### [INFORMATION PROVIDED]

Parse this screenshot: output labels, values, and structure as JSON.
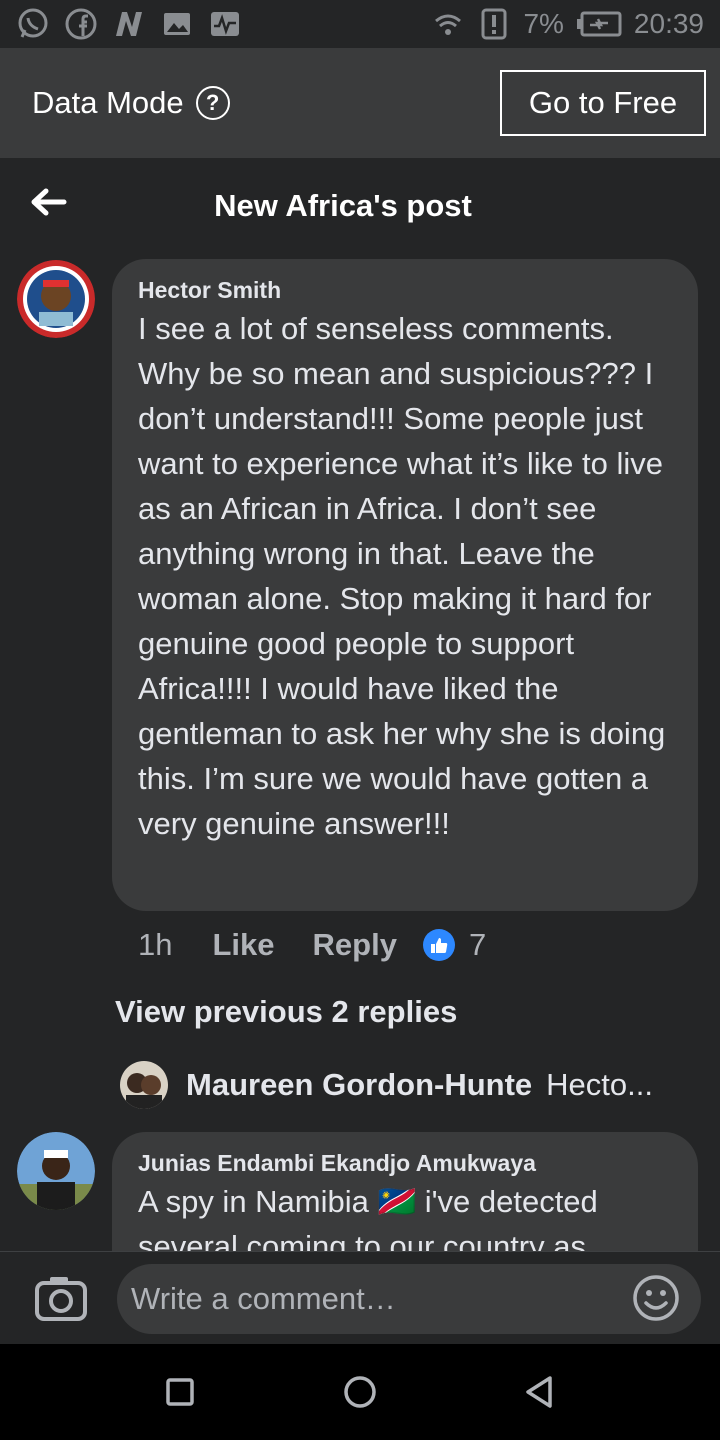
{
  "status_bar": {
    "battery": "7%",
    "time": "20:39",
    "left_icons": [
      "whatsapp-icon",
      "facebook-icon",
      "n-app-icon",
      "image-icon",
      "activity-icon"
    ]
  },
  "data_mode": {
    "label": "Data Mode",
    "help": "?",
    "button": "Go to Free"
  },
  "header": {
    "title": "New Africa's post"
  },
  "comments": [
    {
      "author": "Hector Smith",
      "text": "I see a lot of senseless comments. Why be so mean and suspicious??? I don’t understand!!! Some people just want to experience what it’s like to live as an African in Africa. I don’t see anything wrong in that. Leave the woman alone. Stop making it hard for genuine good people to support Africa!!!! I would have liked the gentleman to ask her why she is doing this. I’m sure we would have gotten a very genuine answer!!!",
      "time": "1h",
      "like": "Like",
      "reply": "Reply",
      "reaction_count": "7"
    },
    {
      "author": "Junias Endambi Ekandjo Amukwaya",
      "text": "A spy in Namibia 🇳🇦 i've detected several coming to our country as"
    }
  ],
  "replies": {
    "view_previous": "View previous 2 replies",
    "preview_author": "Maureen Gordon-Hunte",
    "preview_snippet": "Hecto..."
  },
  "composer": {
    "placeholder": "Write a comment…"
  },
  "colors": {
    "background": "#242526",
    "bubble": "#3a3b3c",
    "data_bar": "#3a3b3c",
    "reaction_blue": "#2d88ff"
  }
}
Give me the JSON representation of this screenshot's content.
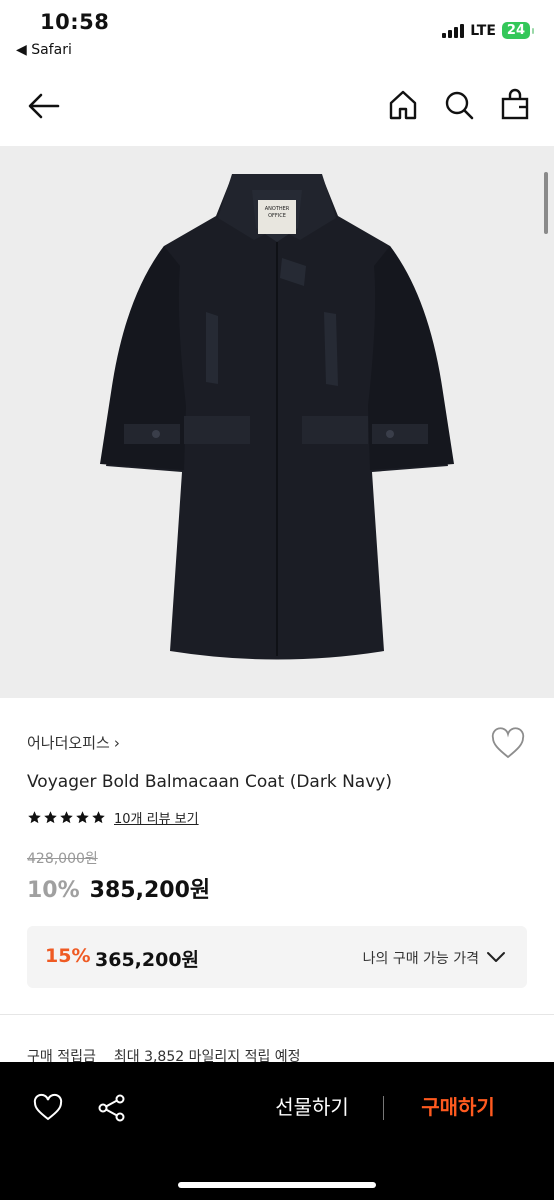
{
  "status": {
    "time": "10:58",
    "back_label": "◀ Safari",
    "network": "LTE",
    "battery": "24"
  },
  "icons": {
    "back": "arrow-left-icon",
    "home": "home-icon",
    "search": "search-icon",
    "bag": "shopping-bag-icon",
    "wishlist": "heart-icon",
    "share": "share-icon",
    "chevron": "chevron-down-icon"
  },
  "product": {
    "brand": "어나더오피스",
    "brand_arrow": "›",
    "name": "Voyager Bold Balmacaan Coat (Dark Navy)",
    "rating": 5,
    "review_link": "10개 리뷰 보기",
    "original_price": "428,000원",
    "discount": "10%",
    "price": "385,200원",
    "image_label_line1": "ANOTHER",
    "image_label_line2": "OFFICE"
  },
  "member_price": {
    "discount": "15%",
    "price": "365,200원",
    "label": "나의 구매 가능 가격"
  },
  "points": {
    "label": "구매 적립금",
    "value": "최대 3,852 마일리지 적립 예정"
  },
  "bottom": {
    "gift_label": "선물하기",
    "buy_label": "구매하기"
  },
  "colors": {
    "accent": "#ff5a1f",
    "member_discount": "#ef5a23",
    "bar_bg": "#000000",
    "image_bg": "#ededed",
    "coat": "#1b1d25"
  }
}
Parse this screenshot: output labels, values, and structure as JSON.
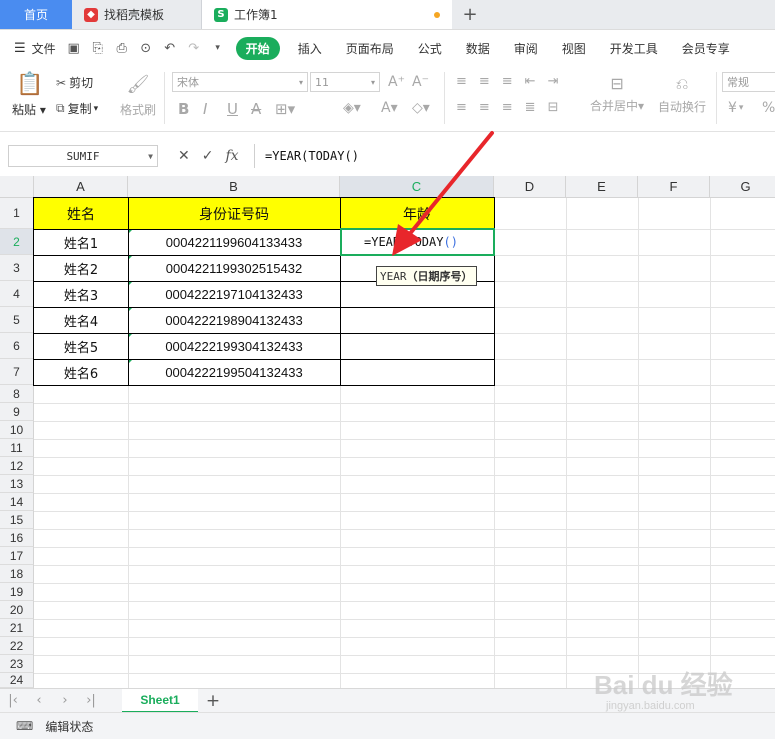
{
  "tabs": {
    "home": "首页",
    "daoke": "找稻壳模板",
    "workbook": "工作簿1",
    "add": "+"
  },
  "menu": {
    "file": "文件",
    "items": [
      "开始",
      "插入",
      "页面布局",
      "公式",
      "数据",
      "审阅",
      "视图",
      "开发工具",
      "会员专享"
    ]
  },
  "ribbon": {
    "paste": "粘贴",
    "cut": "剪切",
    "copy": "复制",
    "format_painter": "格式刷",
    "font_name": "宋体",
    "font_size": "11",
    "merge": "合并居中",
    "wrap": "自动换行",
    "number_format": "常规",
    "currency": "¥",
    "percent": "%",
    "bold": "B",
    "italic": "I",
    "underline": "U",
    "strike": "A"
  },
  "formula_bar": {
    "name_box": "SUMIF",
    "fx": "fx",
    "formula": "=YEAR(TODAY()"
  },
  "columns": [
    "A",
    "B",
    "C",
    "D",
    "E",
    "F",
    "G"
  ],
  "rows": [
    "1",
    "2",
    "3",
    "4",
    "5",
    "6",
    "7",
    "8",
    "9",
    "10",
    "11",
    "12",
    "13",
    "14",
    "15",
    "16",
    "17",
    "18",
    "19",
    "20",
    "21",
    "22",
    "23",
    "24"
  ],
  "table": {
    "headers": [
      "姓名",
      "身份证号码",
      "年龄"
    ],
    "data": [
      [
        "姓名1",
        "000422119960413343​3"
      ],
      [
        "姓名2",
        "0004221199302515432"
      ],
      [
        "姓名3",
        "0004222197104132433"
      ],
      [
        "姓名4",
        "0004222198904132433"
      ],
      [
        "姓名5",
        "0004222199304132433"
      ],
      [
        "姓名6",
        "0004222199504132433"
      ]
    ]
  },
  "active_cell": {
    "text_prefix": "=YEAR(",
    "text_func": "TODAY",
    "text_parens": "()"
  },
  "tooltip": {
    "func": "YEAR",
    "arg": "（日期序号）"
  },
  "sheets": [
    "Sheet1"
  ],
  "status": {
    "mode": "编辑状态"
  },
  "watermark": {
    "brand": "Bai du 经验",
    "url": "jingyan.baidu.com"
  }
}
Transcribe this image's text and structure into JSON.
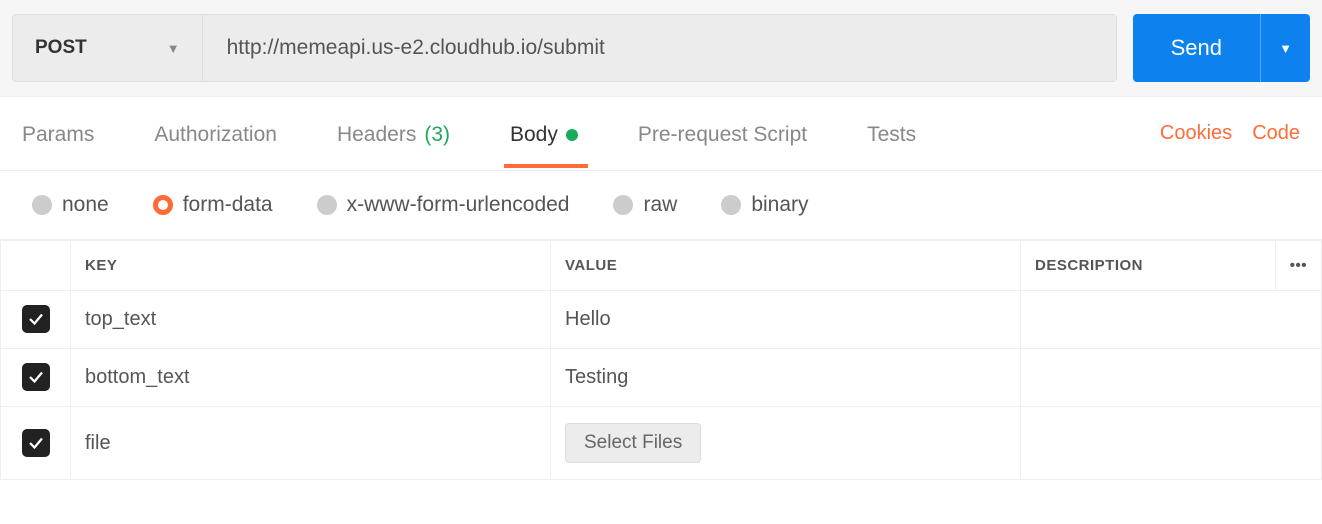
{
  "request": {
    "method": "POST",
    "url": "http://memeapi.us-e2.cloudhub.io/submit",
    "send_label": "Send"
  },
  "tabs": {
    "params": "Params",
    "authorization": "Authorization",
    "headers": "Headers",
    "headers_count": "(3)",
    "body": "Body",
    "prerequest": "Pre-request Script",
    "tests": "Tests"
  },
  "links": {
    "cookies": "Cookies",
    "code": "Code"
  },
  "body_types": {
    "none": "none",
    "form_data": "form-data",
    "urlencoded": "x-www-form-urlencoded",
    "raw": "raw",
    "binary": "binary",
    "selected": "form-data"
  },
  "table": {
    "headers": {
      "key": "KEY",
      "value": "VALUE",
      "description": "DESCRIPTION"
    },
    "rows": [
      {
        "checked": true,
        "key": "top_text",
        "value": "Hello",
        "description": ""
      },
      {
        "checked": true,
        "key": "bottom_text",
        "value": "Testing",
        "description": ""
      },
      {
        "checked": true,
        "key": "file",
        "value": "",
        "value_is_file": true,
        "file_button_label": "Select Files",
        "description": ""
      }
    ]
  }
}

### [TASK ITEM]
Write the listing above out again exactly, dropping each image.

### [RESULT OF THIS EXERCISE]
Parse this screenshot: output labels, values, and structure as JSON.
{
  "status_bar": {
    "battery": "7%",
    "time": "20:39",
    "left_icons": [
      "whatsapp-icon",
      "facebook-icon",
      "n-app-icon",
      "image-icon",
      "activity-icon"
    ]
  },
  "data_mode": {
    "label": "Data Mode",
    "help": "?",
    "button": "Go to Free"
  },
  "header": {
    "title": "New Africa's post"
  },
  "comments": [
    {
      "author": "Hector Smith",
      "text": "I see a lot of senseless comments. Why be so mean and suspicious??? I don’t understand!!! Some people just want to experience what it’s like to live as an African in Africa. I don’t see anything wrong in that. Leave the woman alone. Stop making it hard for genuine good people to support Africa!!!! I would have liked the gentleman to ask her why she is doing this. I’m sure we would have gotten a very genuine answer!!!",
      "time": "1h",
      "like": "Like",
      "reply": "Reply",
      "reaction_count": "7"
    },
    {
      "author": "Junias Endambi Ekandjo Amukwaya",
      "text": "A spy in Namibia 🇳🇦 i've detected several coming to our country as"
    }
  ],
  "replies": {
    "view_previous": "View previous 2 replies",
    "preview_author": "Maureen Gordon-Hunte",
    "preview_snippet": "Hecto..."
  },
  "composer": {
    "placeholder": "Write a comment…"
  },
  "colors": {
    "background": "#242526",
    "bubble": "#3a3b3c",
    "data_bar": "#3a3b3c",
    "reaction_blue": "#2d88ff"
  }
}
Give me the JSON representation of this screenshot's content.
{
  "status": {
    "time": "10:58",
    "back_label": "◀ Safari",
    "network": "LTE",
    "battery": "24"
  },
  "icons": {
    "back": "arrow-left-icon",
    "home": "home-icon",
    "search": "search-icon",
    "bag": "shopping-bag-icon",
    "wishlist": "heart-icon",
    "share": "share-icon",
    "chevron": "chevron-down-icon"
  },
  "product": {
    "brand": "어나더오피스",
    "brand_arrow": "›",
    "name": "Voyager Bold Balmacaan Coat (Dark Navy)",
    "rating": 5,
    "review_link": "10개 리뷰 보기",
    "original_price": "428,000원",
    "discount": "10%",
    "price": "385,200원",
    "image_label_line1": "ANOTHER",
    "image_label_line2": "OFFICE"
  },
  "member_price": {
    "discount": "15%",
    "price": "365,200원",
    "label": "나의 구매 가능 가격"
  },
  "points": {
    "label": "구매 적립금",
    "value": "최대 3,852 마일리지 적립 예정"
  },
  "bottom": {
    "gift_label": "선물하기",
    "buy_label": "구매하기"
  },
  "colors": {
    "accent": "#ff5a1f",
    "member_discount": "#ef5a23",
    "bar_bg": "#000000",
    "image_bg": "#ededed",
    "coat": "#1b1d25"
  }
}
Parse this screenshot: output labels, values, and structure as JSON.
{
  "tabs": {
    "home": "首页",
    "daoke": "找稻壳模板",
    "workbook": "工作簿1",
    "add": "+"
  },
  "menu": {
    "file": "文件",
    "items": [
      "开始",
      "插入",
      "页面布局",
      "公式",
      "数据",
      "审阅",
      "视图",
      "开发工具",
      "会员专享"
    ]
  },
  "ribbon": {
    "paste": "粘贴",
    "cut": "剪切",
    "copy": "复制",
    "format_painter": "格式刷",
    "font_name": "宋体",
    "font_size": "11",
    "merge": "合并居中",
    "wrap": "自动换行",
    "number_format": "常规",
    "currency": "¥",
    "percent": "%",
    "bold": "B",
    "italic": "I",
    "underline": "U",
    "strike": "A"
  },
  "formula_bar": {
    "name_box": "SUMIF",
    "fx": "fx",
    "formula": "=YEAR(TODAY()"
  },
  "columns": [
    "A",
    "B",
    "C",
    "D",
    "E",
    "F",
    "G"
  ],
  "rows": [
    "1",
    "2",
    "3",
    "4",
    "5",
    "6",
    "7",
    "8",
    "9",
    "10",
    "11",
    "12",
    "13",
    "14",
    "15",
    "16",
    "17",
    "18",
    "19",
    "20",
    "21",
    "22",
    "23",
    "24"
  ],
  "table": {
    "headers": [
      "姓名",
      "身份证号码",
      "年龄"
    ],
    "data": [
      [
        "姓名1",
        "000422119960413343​3"
      ],
      [
        "姓名2",
        "0004221199302515432"
      ],
      [
        "姓名3",
        "0004222197104132433"
      ],
      [
        "姓名4",
        "0004222198904132433"
      ],
      [
        "姓名5",
        "0004222199304132433"
      ],
      [
        "姓名6",
        "0004222199504132433"
      ]
    ]
  },
  "active_cell": {
    "text_prefix": "=YEAR(",
    "text_func": "TODAY",
    "text_parens": "()"
  },
  "tooltip": {
    "func": "YEAR",
    "arg": "（日期序号）"
  },
  "sheets": [
    "Sheet1"
  ],
  "status": {
    "mode": "编辑状态"
  },
  "watermark": {
    "brand": "Bai du 经验",
    "url": "jingyan.baidu.com"
  }
}
Transcribe this image's text and structure into JSON.
{
  "request": {
    "method": "POST",
    "url": "http://memeapi.us-e2.cloudhub.io/submit",
    "send_label": "Send"
  },
  "tabs": {
    "params": "Params",
    "authorization": "Authorization",
    "headers": "Headers",
    "headers_count": "(3)",
    "body": "Body",
    "prerequest": "Pre-request Script",
    "tests": "Tests"
  },
  "links": {
    "cookies": "Cookies",
    "code": "Code"
  },
  "body_types": {
    "none": "none",
    "form_data": "form-data",
    "urlencoded": "x-www-form-urlencoded",
    "raw": "raw",
    "binary": "binary",
    "selected": "form-data"
  },
  "table": {
    "headers": {
      "key": "KEY",
      "value": "VALUE",
      "description": "DESCRIPTION"
    },
    "rows": [
      {
        "checked": true,
        "key": "top_text",
        "value": "Hello",
        "description": ""
      },
      {
        "checked": true,
        "key": "bottom_text",
        "value": "Testing",
        "description": ""
      },
      {
        "checked": true,
        "key": "file",
        "value": "",
        "value_is_file": true,
        "file_button_label": "Select Files",
        "description": ""
      }
    ]
  }
}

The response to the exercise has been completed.